The reasons why landslips and flooding occur

With work finally underway by Highways England to fix the flood damaged A591, the geo-engineer who shot to fame after featuring in Cumbria County Council’s film of the survey work done by Capita on the road spoke at our AGM on 10 Feb.

Dr Simon Ferley, Principle Geo-engineer, gave a fascinating and at times mind-boggling introduction to the often unpredictable behaviour of soil on slopes.  We were introduced to the various factors that give soil strength – such as cohesion (the ‘stickum’ between particles) and friction, - and the threats to soil cohesion which can lead to landslides of the kind we experienced in December.

It was a practical, hands on demo too – with dry, damp and wet soil samples for attendees to poke and a neat demonstration of the effect water has on the weight of rocks with the help of a bucket, some string, scales and a brick. When waterflow doubles in speed, it can move treble the size of boulders. Which is why the unprecedented intensity of rainfall and velocity of run off in December moved the previously unmoveable.

Water velocity can be slowed by ensuring channels under bridges are kept clear of debris to avoid the funnelling effect of blockages and the realignment of streams and rivers to re-introduce meanders can also help ‘slow the flow’. The design of domestic and business developments should be considered as rainwater runoff that discharges directly into streams can exacerbate water velocity.

Dr Ferley highlighted also that the erosion of footpaths can contribute to landslips. Plant roots keep the soil from sliding off the mountain so good vegetation cover, particularly on our thin upland soils, is vital. Our business fundraisers for Fix the Fells may like to know that they are helping soil stability with their efforts as well as ensuring good access provision to the hills for visitors.

Finally, as we wait impatiently for the A591 to be restored by the end of May, Dr Ferley issued a stark warning. That even prior to Storm Desmond there were known ‘slope instabilities’ alongside roads in the area. These potential landslips  are subject to ongoing monitoring but any action would necessitate controlled road closures which are often unpopular with residents and tourism businesses alike. Dr Ferley urged that prevention is far easier than dealing with the aftermath of  landslips like those affecting the A591.

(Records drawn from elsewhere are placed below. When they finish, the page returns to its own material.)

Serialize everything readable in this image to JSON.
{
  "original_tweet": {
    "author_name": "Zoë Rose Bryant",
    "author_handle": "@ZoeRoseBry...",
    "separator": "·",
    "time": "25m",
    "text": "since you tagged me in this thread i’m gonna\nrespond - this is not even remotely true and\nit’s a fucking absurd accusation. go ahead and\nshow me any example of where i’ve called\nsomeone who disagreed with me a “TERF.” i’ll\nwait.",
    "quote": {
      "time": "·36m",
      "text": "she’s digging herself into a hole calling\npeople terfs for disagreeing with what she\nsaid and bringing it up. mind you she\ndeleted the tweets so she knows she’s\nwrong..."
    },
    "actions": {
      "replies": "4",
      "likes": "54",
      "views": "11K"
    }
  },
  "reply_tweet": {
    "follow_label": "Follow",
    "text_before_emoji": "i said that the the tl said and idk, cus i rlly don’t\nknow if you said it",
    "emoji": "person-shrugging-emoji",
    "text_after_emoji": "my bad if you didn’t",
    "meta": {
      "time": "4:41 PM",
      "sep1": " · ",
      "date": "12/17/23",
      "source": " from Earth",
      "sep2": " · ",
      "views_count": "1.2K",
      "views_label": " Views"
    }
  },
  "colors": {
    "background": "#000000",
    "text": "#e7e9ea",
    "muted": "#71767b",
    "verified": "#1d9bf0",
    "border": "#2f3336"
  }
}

Dr Ferley was speaking in a personal capacity. We are grateful that he so generously gave us his time and grateful also to the Low Wood Bay Hotel for providing us with a venue, beverages and cakes.